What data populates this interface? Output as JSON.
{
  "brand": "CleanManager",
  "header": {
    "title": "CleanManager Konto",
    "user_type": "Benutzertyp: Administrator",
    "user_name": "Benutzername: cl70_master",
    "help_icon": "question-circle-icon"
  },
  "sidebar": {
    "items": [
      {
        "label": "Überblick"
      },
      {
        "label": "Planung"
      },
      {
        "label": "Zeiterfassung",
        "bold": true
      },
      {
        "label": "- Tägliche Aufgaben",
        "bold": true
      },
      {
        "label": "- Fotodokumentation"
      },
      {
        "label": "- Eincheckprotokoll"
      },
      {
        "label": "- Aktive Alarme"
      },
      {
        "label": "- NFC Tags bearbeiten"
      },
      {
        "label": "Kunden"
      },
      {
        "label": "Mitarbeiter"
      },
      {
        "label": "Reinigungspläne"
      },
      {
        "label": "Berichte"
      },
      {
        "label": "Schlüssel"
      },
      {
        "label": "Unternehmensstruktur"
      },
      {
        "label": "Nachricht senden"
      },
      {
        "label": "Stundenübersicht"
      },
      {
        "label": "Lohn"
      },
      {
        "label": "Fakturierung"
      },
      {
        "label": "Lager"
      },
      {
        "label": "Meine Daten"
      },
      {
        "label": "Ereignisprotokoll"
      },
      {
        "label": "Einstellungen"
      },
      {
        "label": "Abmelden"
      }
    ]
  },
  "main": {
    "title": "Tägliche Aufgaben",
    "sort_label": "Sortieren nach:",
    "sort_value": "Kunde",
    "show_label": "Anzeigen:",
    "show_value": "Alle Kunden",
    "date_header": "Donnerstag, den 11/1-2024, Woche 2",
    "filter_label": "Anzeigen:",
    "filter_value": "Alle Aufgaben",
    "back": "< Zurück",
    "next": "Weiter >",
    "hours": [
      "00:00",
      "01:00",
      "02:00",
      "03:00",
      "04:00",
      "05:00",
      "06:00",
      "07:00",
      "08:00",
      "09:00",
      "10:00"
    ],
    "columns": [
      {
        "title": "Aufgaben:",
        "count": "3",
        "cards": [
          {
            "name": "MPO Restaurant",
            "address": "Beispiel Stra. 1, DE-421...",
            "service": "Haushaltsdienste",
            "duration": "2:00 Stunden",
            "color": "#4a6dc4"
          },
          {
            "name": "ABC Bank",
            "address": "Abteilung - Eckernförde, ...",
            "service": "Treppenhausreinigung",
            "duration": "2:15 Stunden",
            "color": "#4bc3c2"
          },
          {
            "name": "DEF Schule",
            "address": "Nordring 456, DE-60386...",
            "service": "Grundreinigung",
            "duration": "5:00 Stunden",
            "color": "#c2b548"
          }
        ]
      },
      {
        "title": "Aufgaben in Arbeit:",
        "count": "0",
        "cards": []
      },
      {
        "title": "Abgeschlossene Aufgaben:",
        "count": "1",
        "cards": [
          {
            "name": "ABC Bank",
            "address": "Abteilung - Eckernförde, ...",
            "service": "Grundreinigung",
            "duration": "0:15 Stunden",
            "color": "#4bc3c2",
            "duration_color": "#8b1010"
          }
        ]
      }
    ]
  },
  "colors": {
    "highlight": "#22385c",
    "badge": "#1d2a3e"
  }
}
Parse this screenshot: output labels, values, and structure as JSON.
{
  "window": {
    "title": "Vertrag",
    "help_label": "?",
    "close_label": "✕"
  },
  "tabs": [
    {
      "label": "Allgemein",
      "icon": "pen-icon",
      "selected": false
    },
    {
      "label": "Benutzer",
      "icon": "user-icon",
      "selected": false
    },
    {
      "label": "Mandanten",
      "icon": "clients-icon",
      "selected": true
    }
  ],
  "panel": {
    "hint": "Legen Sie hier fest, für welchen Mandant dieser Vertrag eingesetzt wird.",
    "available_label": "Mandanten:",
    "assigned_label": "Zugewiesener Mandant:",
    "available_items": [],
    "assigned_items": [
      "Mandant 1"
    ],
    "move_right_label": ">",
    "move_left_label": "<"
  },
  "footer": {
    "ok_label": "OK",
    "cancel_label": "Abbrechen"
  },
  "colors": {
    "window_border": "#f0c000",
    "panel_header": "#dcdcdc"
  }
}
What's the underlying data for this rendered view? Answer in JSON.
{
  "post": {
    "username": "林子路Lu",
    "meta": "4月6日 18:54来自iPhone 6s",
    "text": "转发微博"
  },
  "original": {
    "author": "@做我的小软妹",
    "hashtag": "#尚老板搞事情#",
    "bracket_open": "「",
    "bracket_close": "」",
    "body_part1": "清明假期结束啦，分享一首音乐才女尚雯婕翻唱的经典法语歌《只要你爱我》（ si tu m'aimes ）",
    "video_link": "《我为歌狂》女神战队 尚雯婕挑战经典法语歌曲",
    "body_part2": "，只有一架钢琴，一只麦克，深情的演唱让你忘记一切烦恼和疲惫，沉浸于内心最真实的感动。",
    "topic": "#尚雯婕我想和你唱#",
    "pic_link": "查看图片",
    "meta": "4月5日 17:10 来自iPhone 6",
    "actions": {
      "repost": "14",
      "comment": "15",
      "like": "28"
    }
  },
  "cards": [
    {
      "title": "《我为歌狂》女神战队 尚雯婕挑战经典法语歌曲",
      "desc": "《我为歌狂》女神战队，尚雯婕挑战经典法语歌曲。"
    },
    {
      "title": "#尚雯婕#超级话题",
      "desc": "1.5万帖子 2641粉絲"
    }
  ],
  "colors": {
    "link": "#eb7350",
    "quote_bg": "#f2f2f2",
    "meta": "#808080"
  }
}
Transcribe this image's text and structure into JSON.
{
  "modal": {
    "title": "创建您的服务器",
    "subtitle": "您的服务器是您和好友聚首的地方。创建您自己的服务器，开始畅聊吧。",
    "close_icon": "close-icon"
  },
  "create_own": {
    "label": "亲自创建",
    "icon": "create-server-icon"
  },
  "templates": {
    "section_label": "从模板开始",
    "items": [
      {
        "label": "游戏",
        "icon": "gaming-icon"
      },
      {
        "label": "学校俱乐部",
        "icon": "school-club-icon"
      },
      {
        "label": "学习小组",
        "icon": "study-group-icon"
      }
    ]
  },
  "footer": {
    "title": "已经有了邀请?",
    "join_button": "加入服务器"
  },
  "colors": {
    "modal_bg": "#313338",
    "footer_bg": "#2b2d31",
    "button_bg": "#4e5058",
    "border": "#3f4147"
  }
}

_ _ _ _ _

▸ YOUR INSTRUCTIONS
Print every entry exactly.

▸ EXERCISE SOLUTION
What data populates this interface? Output as JSON.
{
  "brand": "CleanManager",
  "header": {
    "title": "CleanManager Konto",
    "user_type": "Benutzertyp: Administrator",
    "user_name": "Benutzername: cl70_master",
    "help_icon": "question-circle-icon"
  },
  "sidebar": {
    "items": [
      {
        "label": "Überblick"
      },
      {
        "label": "Planung"
      },
      {
        "label": "Zeiterfassung",
        "bold": true
      },
      {
        "label": "- Tägliche Aufgaben",
        "bold": true
      },
      {
        "label": "- Fotodokumentation"
      },
      {
        "label": "- Eincheckprotokoll"
      },
      {
        "label": "- Aktive Alarme"
      },
      {
        "label": "- NFC Tags bearbeiten"
      },
      {
        "label": "Kunden"
      },
      {
        "label": "Mitarbeiter"
      },
      {
        "label": "Reinigungspläne"
      },
      {
        "label": "Berichte"
      },
      {
        "label": "Schlüssel"
      },
      {
        "label": "Unternehmensstruktur"
      },
      {
        "label": "Nachricht senden"
      },
      {
        "label": "Stundenübersicht"
      },
      {
        "label": "Lohn"
      },
      {
        "label": "Fakturierung"
      },
      {
        "label": "Lager"
      },
      {
        "label": "Meine Daten"
      },
      {
        "label": "Ereignisprotokoll"
      },
      {
        "label": "Einstellungen"
      },
      {
        "label": "Abmelden"
      }
    ]
  },
  "main": {
    "title": "Tägliche Aufgaben",
    "sort_label": "Sortieren nach:",
    "sort_value": "Kunde",
    "show_label": "Anzeigen:",
    "show_value": "Alle Kunden",
    "date_header": "Donnerstag, den 11/1-2024, Woche 2",
    "filter_label": "Anzeigen:",
    "filter_value": "Alle Aufgaben",
    "back": "< Zurück",
    "next": "Weiter >",
    "hours": [
      "00:00",
      "01:00",
      "02:00",
      "03:00",
      "04:00",
      "05:00",
      "06:00",
      "07:00",
      "08:00",
      "09:00",
      "10:00"
    ],
    "columns": [
      {
        "title": "Aufgaben:",
        "count": "3",
        "cards": [
          {
            "name": "MPO Restaurant",
            "address": "Beispiel Stra. 1, DE-421...",
            "service": "Haushaltsdienste",
            "duration": "2:00 Stunden",
            "color": "#4a6dc4"
          },
          {
            "name": "ABC Bank",
            "address": "Abteilung - Eckernförde, ...",
            "service": "Treppenhausreinigung",
            "duration": "2:15 Stunden",
            "color": "#4bc3c2"
          },
          {
            "name": "DEF Schule",
            "address": "Nordring 456, DE-60386...",
            "service": "Grundreinigung",
            "duration": "5:00 Stunden",
            "color": "#c2b548"
          }
        ]
      },
      {
        "title": "Aufgaben in Arbeit:",
        "count": "0",
        "cards": []
      },
      {
        "title": "Abgeschlossene Aufgaben:",
        "count": "1",
        "cards": [
          {
            "name": "ABC Bank",
            "address": "Abteilung - Eckernförde, ...",
            "service": "Grundreinigung",
            "duration": "0:15 Stunden",
            "color": "#4bc3c2",
            "duration_color": "#8b1010"
          }
        ]
      }
    ]
  },
  "colors": {
    "highlight": "#22385c",
    "badge": "#1d2a3e"
  }
}
Parse this screenshot: output labels, values, and structure as JSON.
{
  "window": {
    "title": "Vertrag",
    "help_label": "?",
    "close_label": "✕"
  },
  "tabs": [
    {
      "label": "Allgemein",
      "icon": "pen-icon",
      "selected": false
    },
    {
      "label": "Benutzer",
      "icon": "user-icon",
      "selected": false
    },
    {
      "label": "Mandanten",
      "icon": "clients-icon",
      "selected": true
    }
  ],
  "panel": {
    "hint": "Legen Sie hier fest, für welchen Mandant dieser Vertrag eingesetzt wird.",
    "available_label": "Mandanten:",
    "assigned_label": "Zugewiesener Mandant:",
    "available_items": [],
    "assigned_items": [
      "Mandant 1"
    ],
    "move_right_label": ">",
    "move_left_label": "<"
  },
  "footer": {
    "ok_label": "OK",
    "cancel_label": "Abbrechen"
  },
  "colors": {
    "window_border": "#f0c000",
    "panel_header": "#dcdcdc"
  }
}
What's the underlying data for this rendered view? Answer in JSON.
{
  "post": {
    "username": "林子路Lu",
    "meta": "4月6日 18:54来自iPhone 6s",
    "text": "转发微博"
  },
  "original": {
    "author": "@做我的小软妹",
    "hashtag": "#尚老板搞事情#",
    "bracket_open": "「",
    "bracket_close": "」",
    "body_part1": "清明假期结束啦，分享一首音乐才女尚雯婕翻唱的经典法语歌《只要你爱我》（ si tu m'aimes ）",
    "video_link": "《我为歌狂》女神战队 尚雯婕挑战经典法语歌曲",
    "body_part2": "，只有一架钢琴，一只麦克，深情的演唱让你忘记一切烦恼和疲惫，沉浸于内心最真实的感动。",
    "topic": "#尚雯婕我想和你唱#",
    "pic_link": "查看图片",
    "meta": "4月5日 17:10 来自iPhone 6",
    "actions": {
      "repost": "14",
      "comment": "15",
      "like": "28"
    }
  },
  "cards": [
    {
      "title": "《我为歌狂》女神战队 尚雯婕挑战经典法语歌曲",
      "desc": "《我为歌狂》女神战队，尚雯婕挑战经典法语歌曲。"
    },
    {
      "title": "#尚雯婕#超级话题",
      "desc": "1.5万帖子 2641粉絲"
    }
  ],
  "colors": {
    "link": "#eb7350",
    "quote_bg": "#f2f2f2",
    "meta": "#808080"
  }
}
Transcribe this image's text and structure into JSON.
{
  "modal": {
    "title": "创建您的服务器",
    "subtitle": "您的服务器是您和好友聚首的地方。创建您自己的服务器，开始畅聊吧。",
    "close_icon": "close-icon"
  },
  "create_own": {
    "label": "亲自创建",
    "icon": "create-server-icon"
  },
  "templates": {
    "section_label": "从模板开始",
    "items": [
      {
        "label": "游戏",
        "icon": "gaming-icon"
      },
      {
        "label": "学校俱乐部",
        "icon": "school-club-icon"
      },
      {
        "label": "学习小组",
        "icon": "study-group-icon"
      }
    ]
  },
  "footer": {
    "title": "已经有了邀请?",
    "join_button": "加入服务器"
  },
  "colors": {
    "modal_bg": "#313338",
    "footer_bg": "#2b2d31",
    "button_bg": "#4e5058",
    "border": "#3f4147"
  }
}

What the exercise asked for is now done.